Aim of the task: Within the lines below, find those that hold the string "icon" and copy each one.

Provided data:
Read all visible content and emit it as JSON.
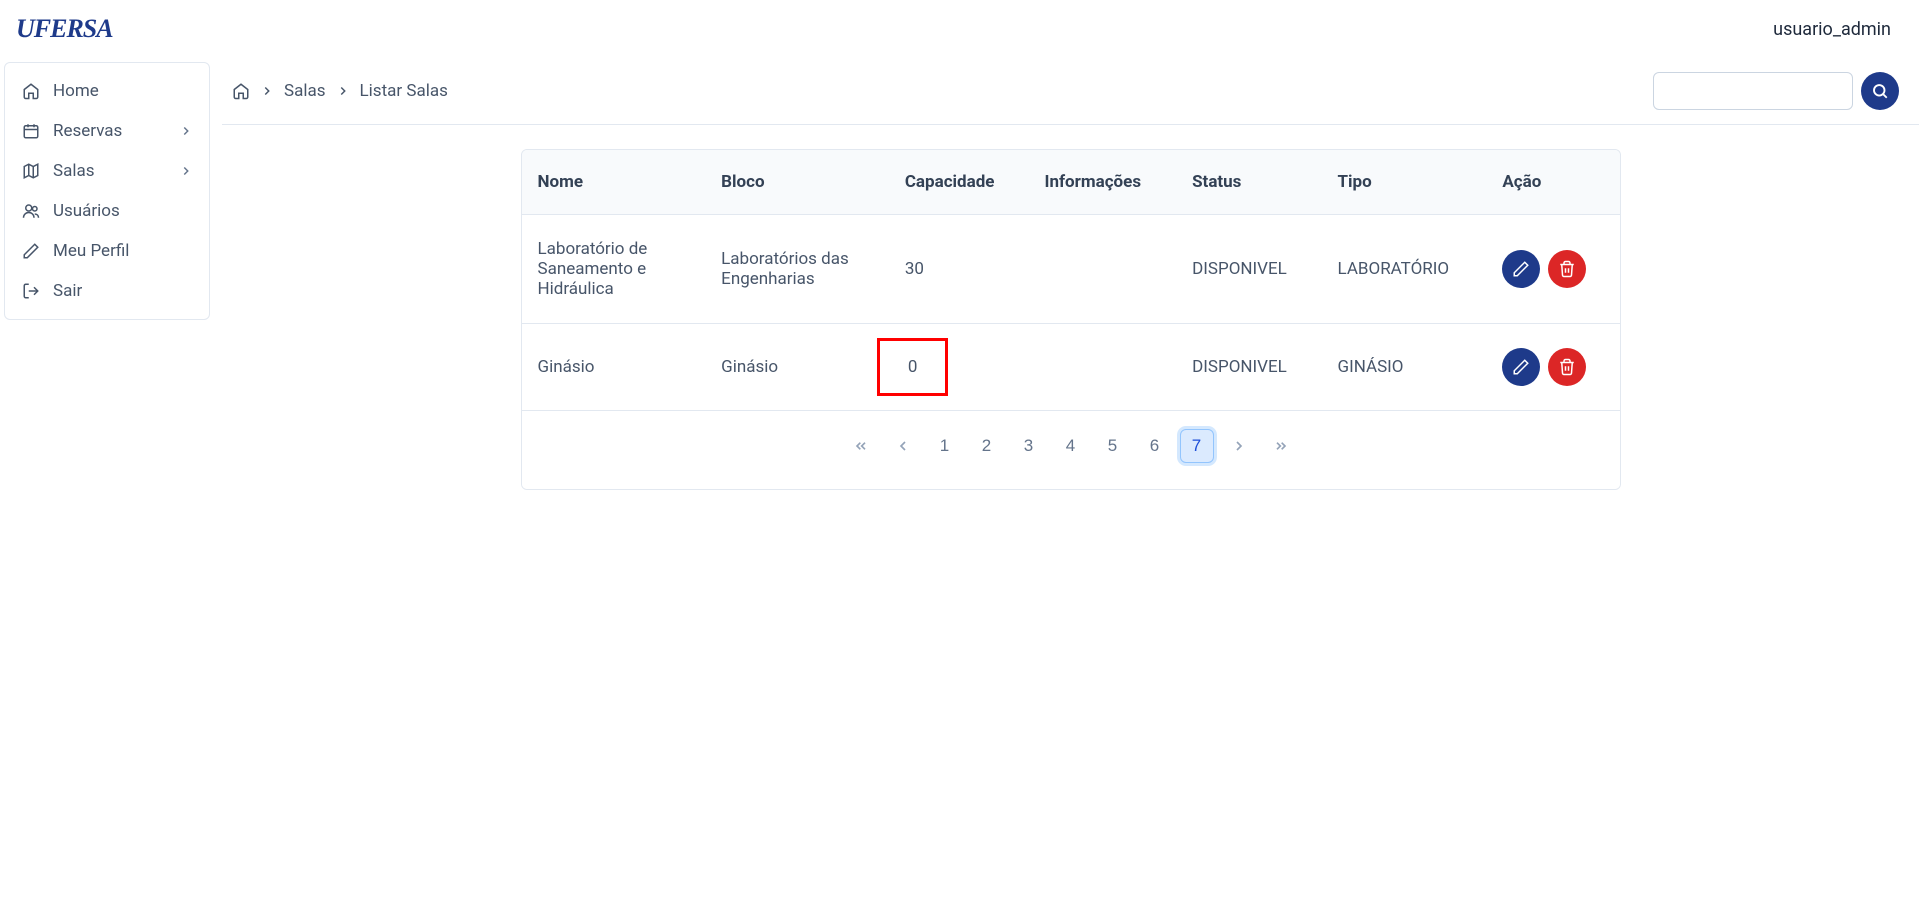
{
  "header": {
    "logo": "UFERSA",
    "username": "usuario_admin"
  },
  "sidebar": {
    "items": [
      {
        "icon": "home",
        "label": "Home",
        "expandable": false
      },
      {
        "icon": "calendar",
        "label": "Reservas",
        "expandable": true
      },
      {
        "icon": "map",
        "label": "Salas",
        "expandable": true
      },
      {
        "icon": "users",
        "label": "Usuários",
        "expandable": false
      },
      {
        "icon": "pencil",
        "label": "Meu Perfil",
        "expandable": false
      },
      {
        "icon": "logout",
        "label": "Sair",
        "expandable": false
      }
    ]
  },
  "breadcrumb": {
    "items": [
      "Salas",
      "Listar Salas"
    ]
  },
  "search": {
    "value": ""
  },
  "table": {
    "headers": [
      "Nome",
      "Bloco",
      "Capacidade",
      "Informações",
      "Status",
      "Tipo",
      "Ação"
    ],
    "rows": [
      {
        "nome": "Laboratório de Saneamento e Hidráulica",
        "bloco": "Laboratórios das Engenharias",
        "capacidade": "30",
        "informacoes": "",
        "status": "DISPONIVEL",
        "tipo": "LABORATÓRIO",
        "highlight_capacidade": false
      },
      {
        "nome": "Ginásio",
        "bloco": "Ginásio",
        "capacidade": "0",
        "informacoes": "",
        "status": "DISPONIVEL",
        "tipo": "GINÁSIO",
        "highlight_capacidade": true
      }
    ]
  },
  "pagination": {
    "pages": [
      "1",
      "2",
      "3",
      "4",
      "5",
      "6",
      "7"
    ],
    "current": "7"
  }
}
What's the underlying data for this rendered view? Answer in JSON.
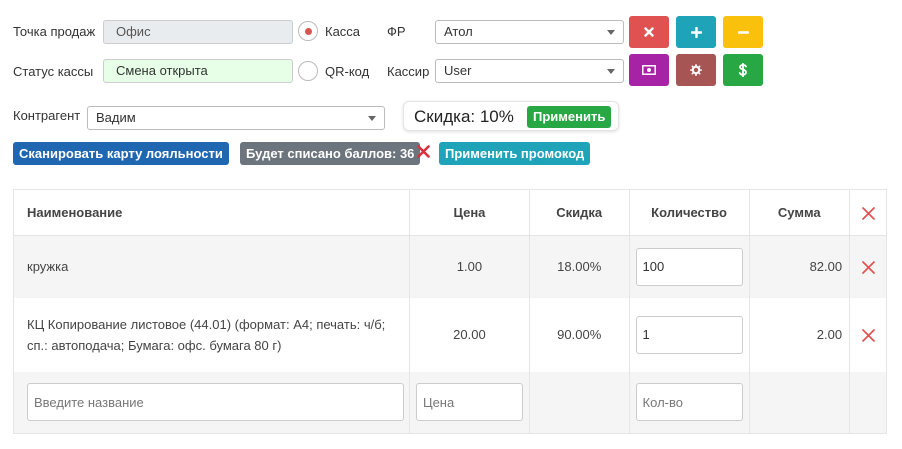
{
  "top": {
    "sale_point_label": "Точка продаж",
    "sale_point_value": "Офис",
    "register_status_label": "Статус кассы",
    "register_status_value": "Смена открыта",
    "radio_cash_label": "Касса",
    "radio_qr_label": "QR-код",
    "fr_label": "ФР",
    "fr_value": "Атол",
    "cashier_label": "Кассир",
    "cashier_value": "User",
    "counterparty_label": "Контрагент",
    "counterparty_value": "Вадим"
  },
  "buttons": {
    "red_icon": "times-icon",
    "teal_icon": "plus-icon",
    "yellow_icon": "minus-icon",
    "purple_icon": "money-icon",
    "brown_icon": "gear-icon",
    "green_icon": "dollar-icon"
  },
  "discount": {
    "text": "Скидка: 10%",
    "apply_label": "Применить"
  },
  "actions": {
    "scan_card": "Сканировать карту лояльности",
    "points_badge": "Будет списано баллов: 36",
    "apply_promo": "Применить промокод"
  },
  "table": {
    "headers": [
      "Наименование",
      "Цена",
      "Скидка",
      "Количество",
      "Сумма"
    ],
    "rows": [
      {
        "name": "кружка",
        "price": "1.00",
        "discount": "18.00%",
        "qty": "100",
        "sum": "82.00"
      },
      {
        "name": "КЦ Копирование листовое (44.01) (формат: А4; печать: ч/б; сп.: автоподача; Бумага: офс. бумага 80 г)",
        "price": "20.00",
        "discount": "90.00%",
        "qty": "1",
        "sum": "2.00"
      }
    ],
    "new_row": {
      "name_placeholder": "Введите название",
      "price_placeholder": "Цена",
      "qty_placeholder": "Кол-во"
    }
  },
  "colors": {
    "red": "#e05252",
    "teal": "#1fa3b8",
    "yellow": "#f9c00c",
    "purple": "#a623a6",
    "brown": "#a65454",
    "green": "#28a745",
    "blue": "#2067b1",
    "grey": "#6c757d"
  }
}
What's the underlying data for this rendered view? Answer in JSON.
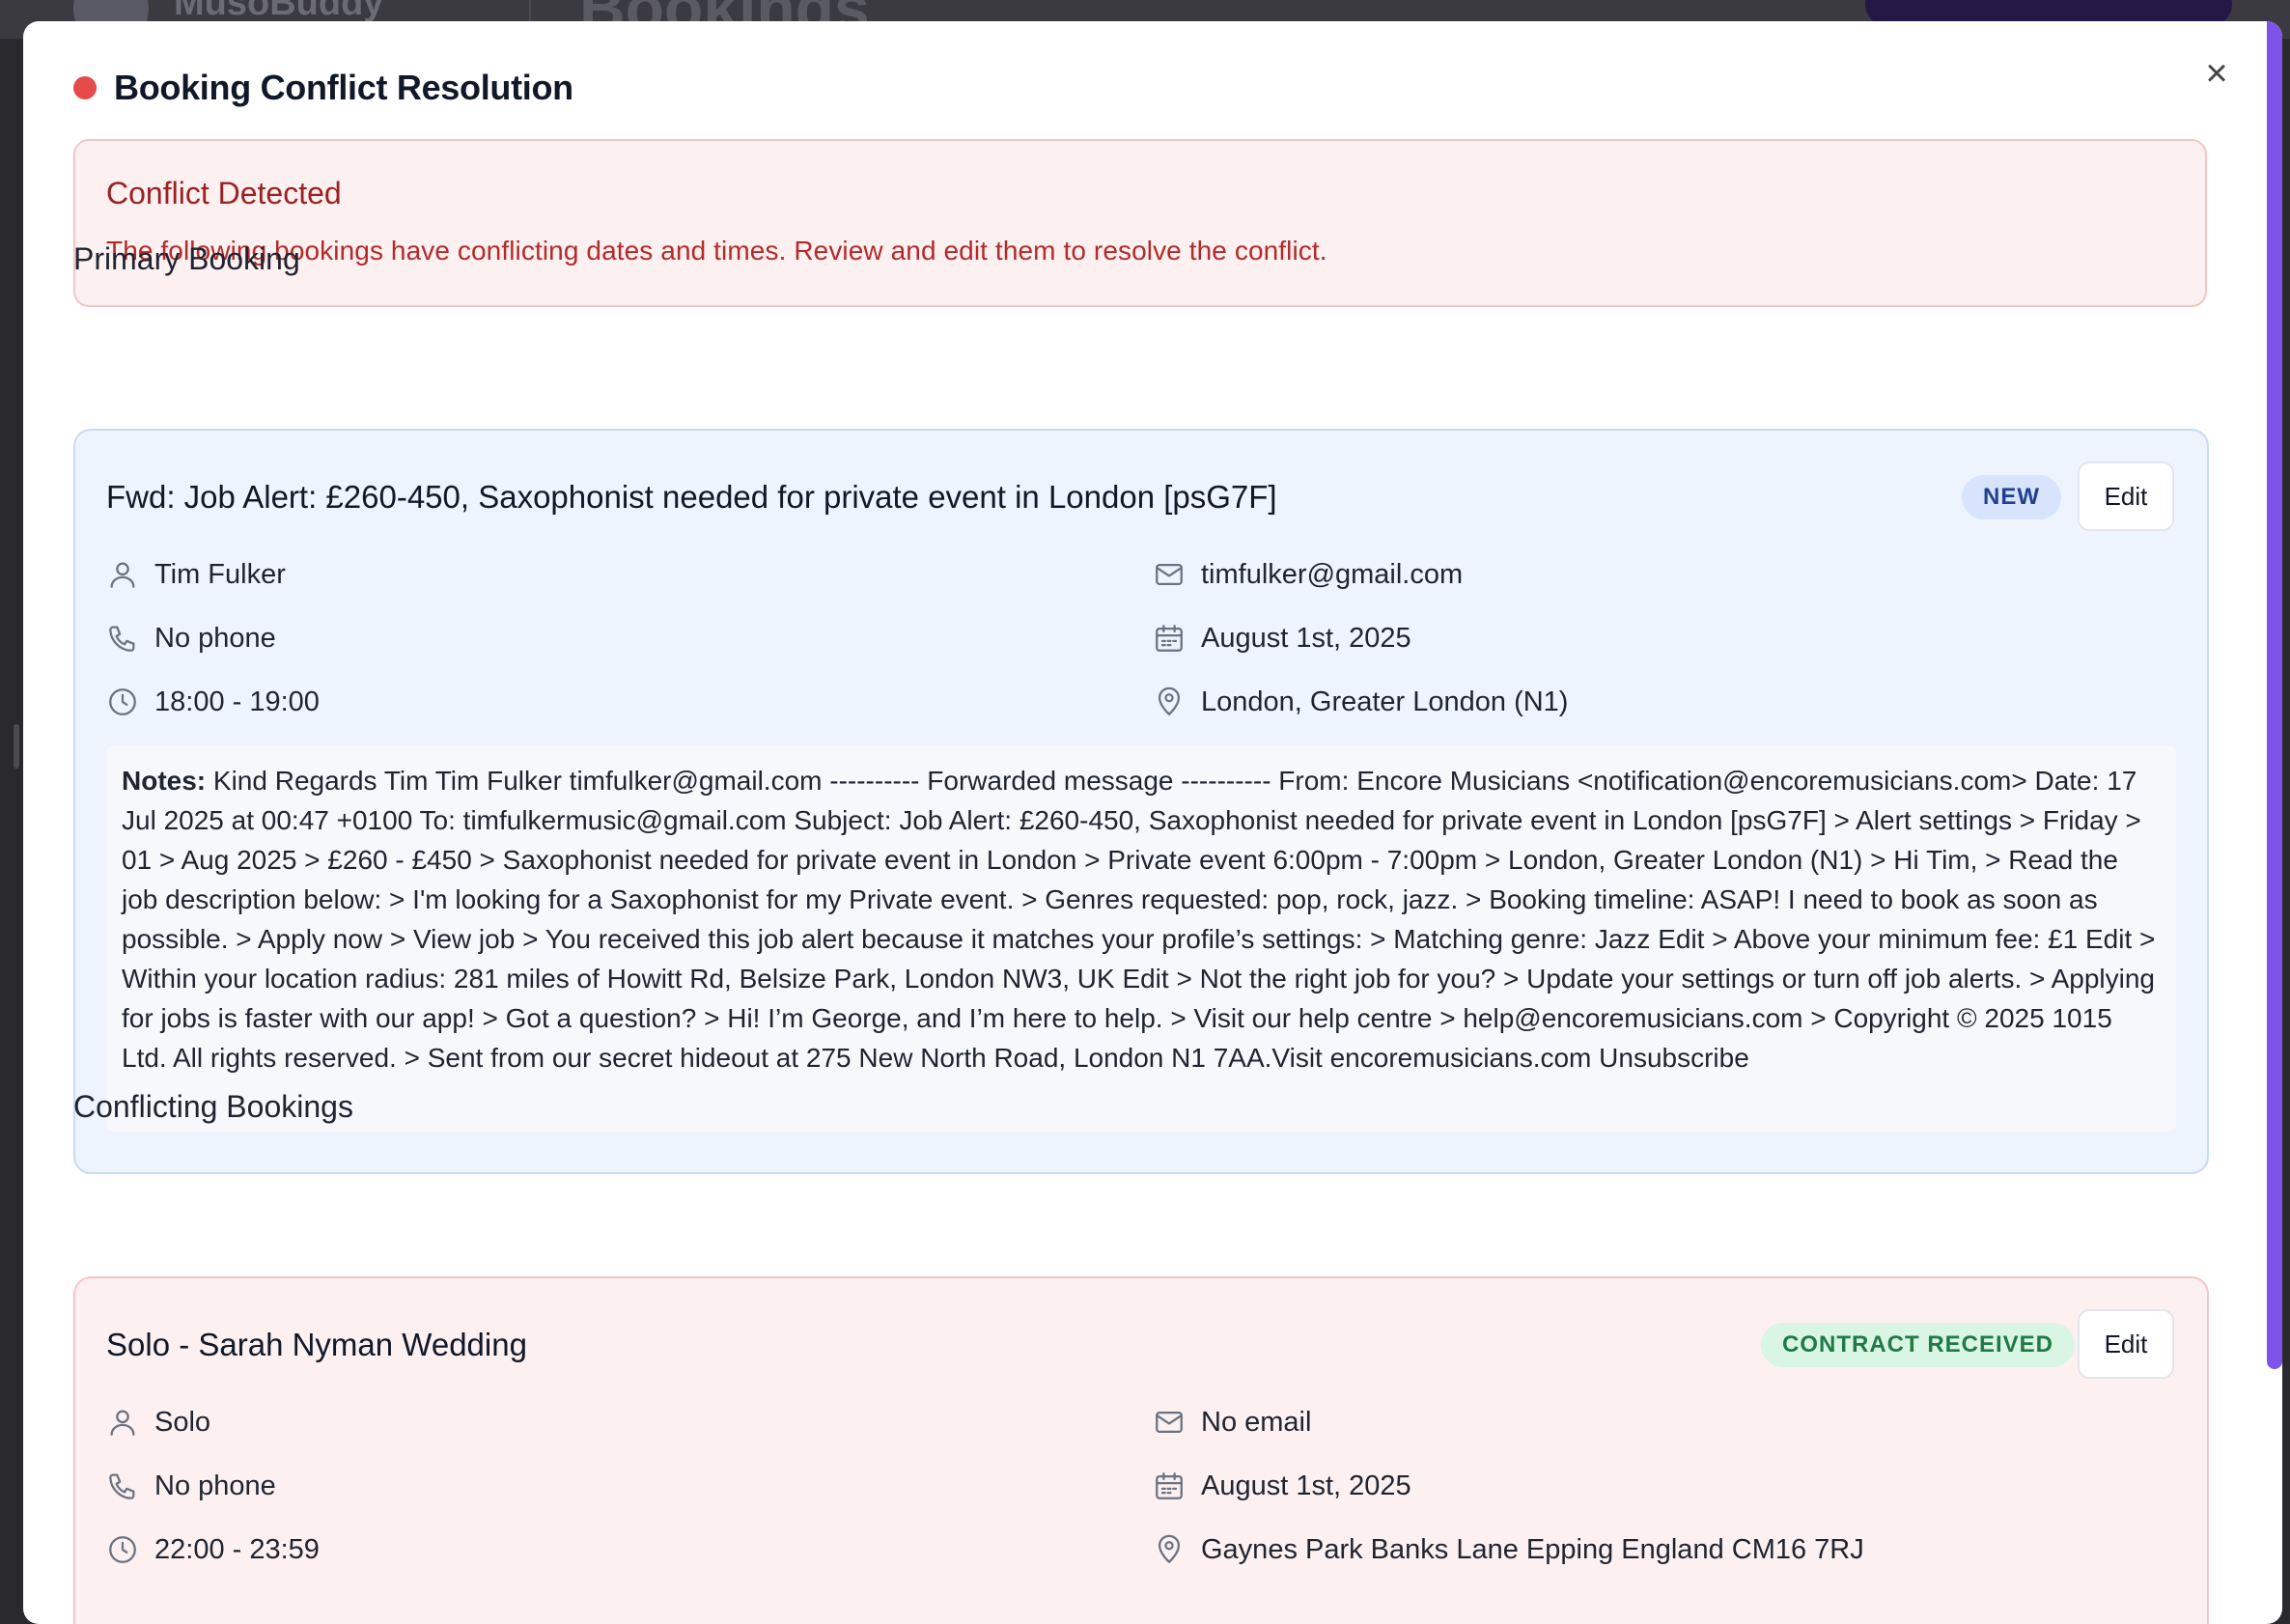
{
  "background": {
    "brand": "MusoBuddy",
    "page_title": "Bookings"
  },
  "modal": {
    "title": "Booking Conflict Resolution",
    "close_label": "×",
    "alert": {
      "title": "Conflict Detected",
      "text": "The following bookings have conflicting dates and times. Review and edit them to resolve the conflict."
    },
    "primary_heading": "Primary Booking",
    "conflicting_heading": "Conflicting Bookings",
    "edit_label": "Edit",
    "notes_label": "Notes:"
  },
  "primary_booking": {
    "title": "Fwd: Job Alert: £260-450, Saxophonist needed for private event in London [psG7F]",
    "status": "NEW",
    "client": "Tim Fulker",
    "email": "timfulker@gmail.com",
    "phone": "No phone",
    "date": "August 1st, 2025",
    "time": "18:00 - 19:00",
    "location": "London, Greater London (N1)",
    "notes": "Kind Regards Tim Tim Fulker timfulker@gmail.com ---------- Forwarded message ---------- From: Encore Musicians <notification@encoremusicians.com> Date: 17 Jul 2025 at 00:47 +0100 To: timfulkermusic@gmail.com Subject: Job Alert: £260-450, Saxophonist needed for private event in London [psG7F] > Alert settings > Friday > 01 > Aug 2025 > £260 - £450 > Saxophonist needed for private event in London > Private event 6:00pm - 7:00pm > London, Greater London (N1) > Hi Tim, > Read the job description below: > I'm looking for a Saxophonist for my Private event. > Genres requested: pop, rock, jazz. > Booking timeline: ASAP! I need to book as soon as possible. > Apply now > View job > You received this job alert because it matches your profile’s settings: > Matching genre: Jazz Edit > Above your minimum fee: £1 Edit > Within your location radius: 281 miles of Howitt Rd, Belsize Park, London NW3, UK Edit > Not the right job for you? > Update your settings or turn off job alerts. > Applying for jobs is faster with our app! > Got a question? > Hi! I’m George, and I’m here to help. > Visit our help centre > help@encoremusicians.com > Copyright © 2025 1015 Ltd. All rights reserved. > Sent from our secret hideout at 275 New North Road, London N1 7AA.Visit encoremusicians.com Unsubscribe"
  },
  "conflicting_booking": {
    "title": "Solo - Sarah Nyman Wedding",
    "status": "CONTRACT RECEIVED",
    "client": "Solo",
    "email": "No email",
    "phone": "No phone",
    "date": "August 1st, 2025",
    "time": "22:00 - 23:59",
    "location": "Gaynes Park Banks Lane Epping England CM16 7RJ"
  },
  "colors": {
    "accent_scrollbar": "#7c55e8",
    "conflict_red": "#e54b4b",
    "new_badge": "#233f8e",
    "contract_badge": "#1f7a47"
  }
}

Answer to this problem:
        "icon": "home",
        "icon": "calendar",
        "icon": "map",
        "icon": "users",
        "icon": "pencil",
        "icon": "logout",
    "red_icon": "times-icon",
    "teal_icon": "plus-icon",
    "yellow_icon": "minus-icon",
    "purple_icon": "money-icon",
    "brown_icon": "gear-icon",
    "green_icon": "dollar-icon"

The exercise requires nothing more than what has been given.